Probation service: Staff shortfall leads to ‘sharp decline’

A cost-cutting restructure has had a ‘profound’ effect on a probation service, according to inspectors.

HM Inspectorate of Probation conducted a part-inspection of the Hampshire & Isle of Wight Community Rehabilitation Company (CRC) in March. The CRC supervises nearly 3,000 low and medium-risk offenders; some are serving community sentences while others have left or are preparing to leave prison.

Chief Inspector of Probation Justin Russell said: “In 2018-2019, Hampshire & Isle of Wight was the only one out of 21 CRCs to be rated ‘Good’.

“On our return, it was disappointing to find a sharp decline in the quality of work with individuals under probation supervision. We have concluded this is directly related to a shortfall in sufficiently trained and experienced probation staff.”

The CRC is owned by Purple Futures, a consortium of private and third-sector businesses. Senior leaders explained that they went ahead with a restructure because the consortium had reduced income and needed to cut costs.
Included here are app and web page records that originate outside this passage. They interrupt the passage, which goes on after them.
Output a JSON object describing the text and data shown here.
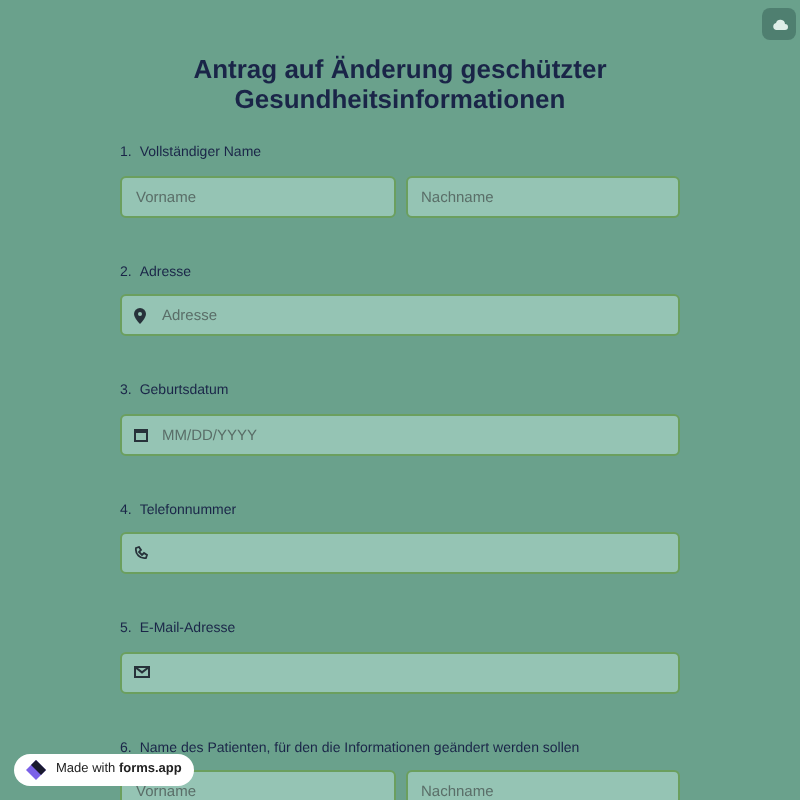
{
  "title": "Antrag auf Änderung geschützter Gesundheitsinformationen",
  "questions": [
    {
      "number": "1.",
      "label": "Vollständiger Name",
      "kind": "name",
      "fields": [
        {
          "placeholder": "Vorname"
        },
        {
          "placeholder": "Nachname"
        }
      ]
    },
    {
      "number": "2.",
      "label": "Adresse",
      "kind": "address",
      "fields": [
        {
          "placeholder": "Adresse"
        }
      ]
    },
    {
      "number": "3.",
      "label": "Geburtsdatum",
      "kind": "date",
      "fields": [
        {
          "placeholder": "MM/DD/YYYY"
        }
      ]
    },
    {
      "number": "4.",
      "label": "Telefonnummer",
      "kind": "phone"
    },
    {
      "number": "5.",
      "label": "E-Mail-Adresse",
      "kind": "email"
    },
    {
      "number": "6.",
      "label": "Name des Patienten, für den die Informationen geändert werden sollen",
      "kind": "name",
      "fields": [
        {
          "placeholder": "Vorname"
        },
        {
          "placeholder": "Nachname"
        }
      ]
    }
  ],
  "badge": {
    "text_before": "Made with",
    "text_bold": "forms.app"
  }
}
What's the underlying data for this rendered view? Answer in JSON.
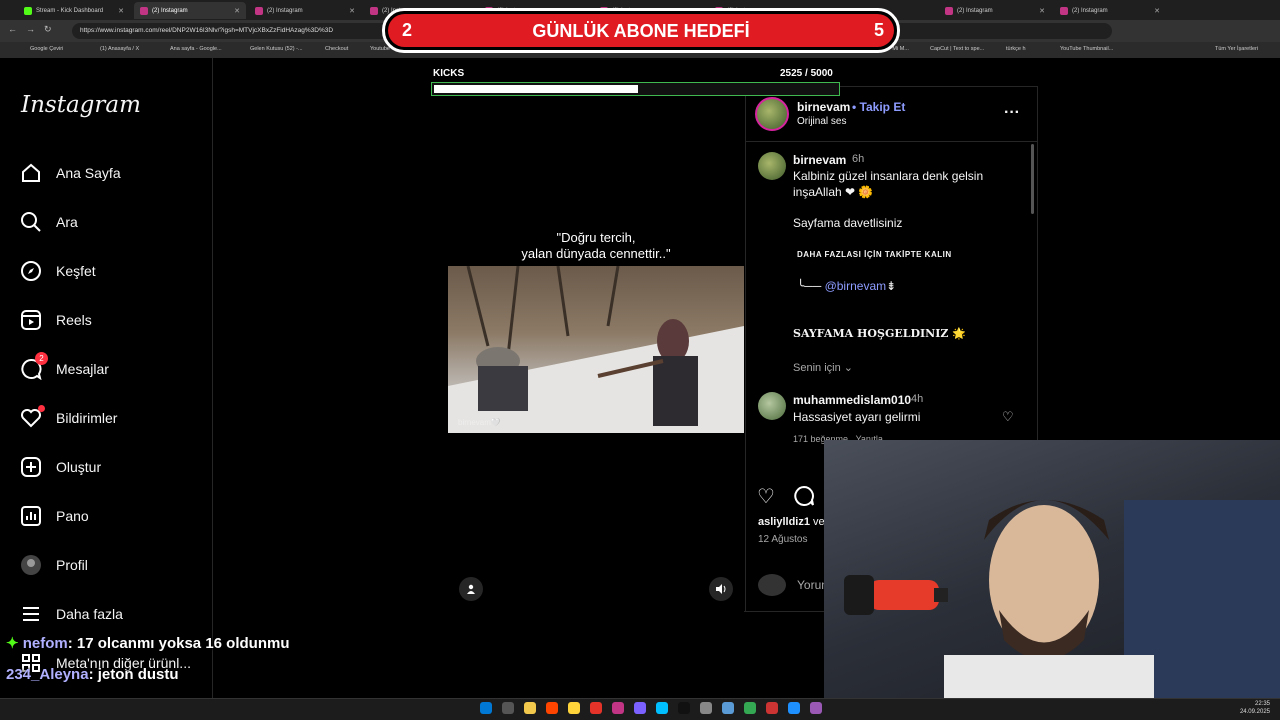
{
  "browser": {
    "tabs": [
      {
        "label": "Stream - Kick Dashboard",
        "kind": "kick"
      },
      {
        "label": "(2) Instagram",
        "kind": "instagram",
        "active": true
      },
      {
        "label": "(2) Instagram",
        "kind": "instagram"
      },
      {
        "label": "(2) Instagram",
        "kind": "instagram"
      },
      {
        "label": "(2) Instagram",
        "kind": "instagram"
      },
      {
        "label": "(2) Instagram",
        "kind": "instagram"
      },
      {
        "label": "(2) Instagram",
        "kind": "instagram"
      },
      {
        "label": "(2) Instagram",
        "kind": "instagram"
      },
      {
        "label": "(2) Instagram",
        "kind": "instagram"
      }
    ],
    "url": "https://www.instagram.com/reel/DNP2W16I3Nlv/?igsh=MTVjcXBxZzFidHAzag%3D%3D",
    "bookmarks": [
      "Google Çeviri",
      "(1) Anasayfa / X",
      "Ana sayfa - Google...",
      "Gelen Kutusu (52) -...",
      "Checkout",
      "Youtube",
      "Kick",
      "ChatGPT",
      "Esperanza000 Strea...",
      "The best ChatBot ap...",
      "Ino Örnek",
      "Ravaccanli \"Mi M...",
      "CapCut | Text to spe...",
      "türkçe h",
      "YouTube Thumbnail...",
      "Tüm Yer İşaretleri"
    ]
  },
  "sidebar": {
    "logo": "Instagram",
    "items": [
      {
        "label": "Ana Sayfa",
        "icon": "home-icon"
      },
      {
        "label": "Ara",
        "icon": "search-icon"
      },
      {
        "label": "Keşfet",
        "icon": "compass-icon"
      },
      {
        "label": "Reels",
        "icon": "reels-icon"
      },
      {
        "label": "Mesajlar",
        "icon": "messenger-icon",
        "badge": "2"
      },
      {
        "label": "Bildirimler",
        "icon": "heart-icon"
      },
      {
        "label": "Oluştur",
        "icon": "plus-square-icon"
      },
      {
        "label": "Pano",
        "icon": "dashboard-icon"
      },
      {
        "label": "Profil",
        "icon": "avatar-icon"
      },
      {
        "label": "Daha fazla",
        "icon": "menu-icon"
      },
      {
        "label": "Meta'nın diğer ürünl...",
        "icon": "grid-icon"
      }
    ]
  },
  "goal": {
    "current": "2",
    "title": "GÜNLÜK ABONE HEDEFİ",
    "target": "5"
  },
  "kicks": {
    "label": "KICKS",
    "count": "2525  / 5000",
    "progress": 0.505
  },
  "post": {
    "quote_line1": "\"Doğru tercih,",
    "quote_line2": "yalan dünyada cennettir..\"",
    "watermark": "birnevam🤍",
    "author": "birnevam",
    "follow": "• Takip Et",
    "audio": "Orijinal ses",
    "caption_user": "birnevam",
    "caption_time": "6h",
    "caption_line1": "Kalbiniz güzel insanlara denk gelsin",
    "caption_line2": "inşaAllah ❤ 🌼",
    "caption_line3": "Sayfama davetlisiniz",
    "caption_line4": "DAHA FAZLASI İÇİN TAKİPTE KALIN",
    "caption_line5_prefix": "╰──",
    "caption_line5_mention": "@birnevam",
    "caption_line5_suffix": "⇟",
    "caption_line6": "SAYFAMA HOŞGELDINIZ",
    "caption_line6_icon": "🌟",
    "translation": "Senin için",
    "comment_user": "muhammedislam010",
    "comment_time": "4h",
    "comment_text": "Hassasiyet ayarı gelirmi",
    "comment_likes": "171 beğenme",
    "comment_reply": "Yanıtla",
    "likes_prefix": "asliylldiz1",
    "likes_suffix": "ve",
    "date": "12 Ağustos",
    "comment_placeholder": "Yorum"
  },
  "chat": [
    {
      "user": "nefom",
      "message": ": 17 olcanmı yoksa 16 oldunmu"
    },
    {
      "user": "234_Aleyna",
      "message": ": jeton dustu"
    }
  ],
  "clock": {
    "time": "22:35",
    "date": "24.09.2025"
  }
}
The new operating model was based on an experienced and skilled workforce being in place. Senior leaders had failed to take sufficient account of the need for skilled staff and the time required to recruit and train new case managers.
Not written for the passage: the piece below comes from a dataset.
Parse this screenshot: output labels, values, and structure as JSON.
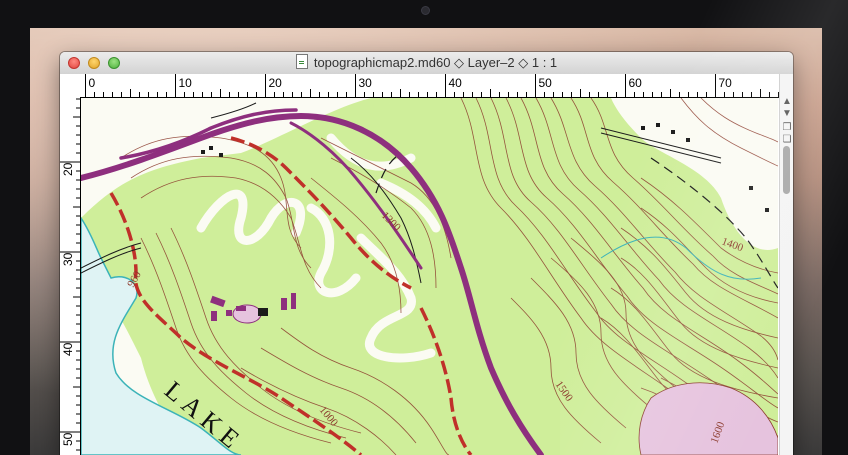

Inspectors found there had been a 38 per cent reduction in the number of senior case managers since the previous inspection. While the number of lower-grade case managers had risen significantly, 45 per cent were new to the service.

Mr Russell said: “After the last inspection, we warned that substantial changes to the workforce would put the quality of work at risk.

“It takes time for new probation staff to develop the knowledge, skills and experience to handle complex cases. The negative impact of the restructure on the service has been profound.”

Inspectors found new staff had been assigned complex cases that were beyond their level of experience. More established staff had high workloads, which compromised the quality of their work. Management oversight was stretched and did not pay enough attention to potential risks of harm.

In contrast, inspectors found a much-improved Through the Gate service for individuals preparing to leave prison and resettle in the community. The CRC received additional funding from central government and this area of work was rated ‘Outstanding’. The delivery of unpaid work schemes continued to be rated ‘Good’.

Mr Russell said: “This inspection was cut short because of the lockdown. As such, we have not rated parts of this CRC’s work or given an overall rating.

“All probation services – including Hampshire & Isle of Wight CRC – have been under enormous pressure during the lockdown.

“Local leaders understand the problems faced by this CRC and, to their credit, they have communicated openly with staff. We hope the organisation continues to pull together and make further improvements.”

Melanie Pearce, Director of Operations at the Hampshire & Isle of Wight Community Rehabilitation Company, said: “We welcome the report and are pleased HM Inspectorate of Probation (HMIP) recognise the excellent support we provide to people leaving prison and the good standard of our Community Payback delivery.

“The report correctly identifies well-documented resourcing pressures resulting from the Ministry of Justice’s original contracts with all of the UK’s CRCs. These funding issues meant we had to reduce costs.

“We launched a robust action plan in early 2019 and believe the training measures we already have in place have gone a long way to addressing the issues highlighted by the HMIP Report. Protecting the public is our priority and we are proud of the services we deliver.”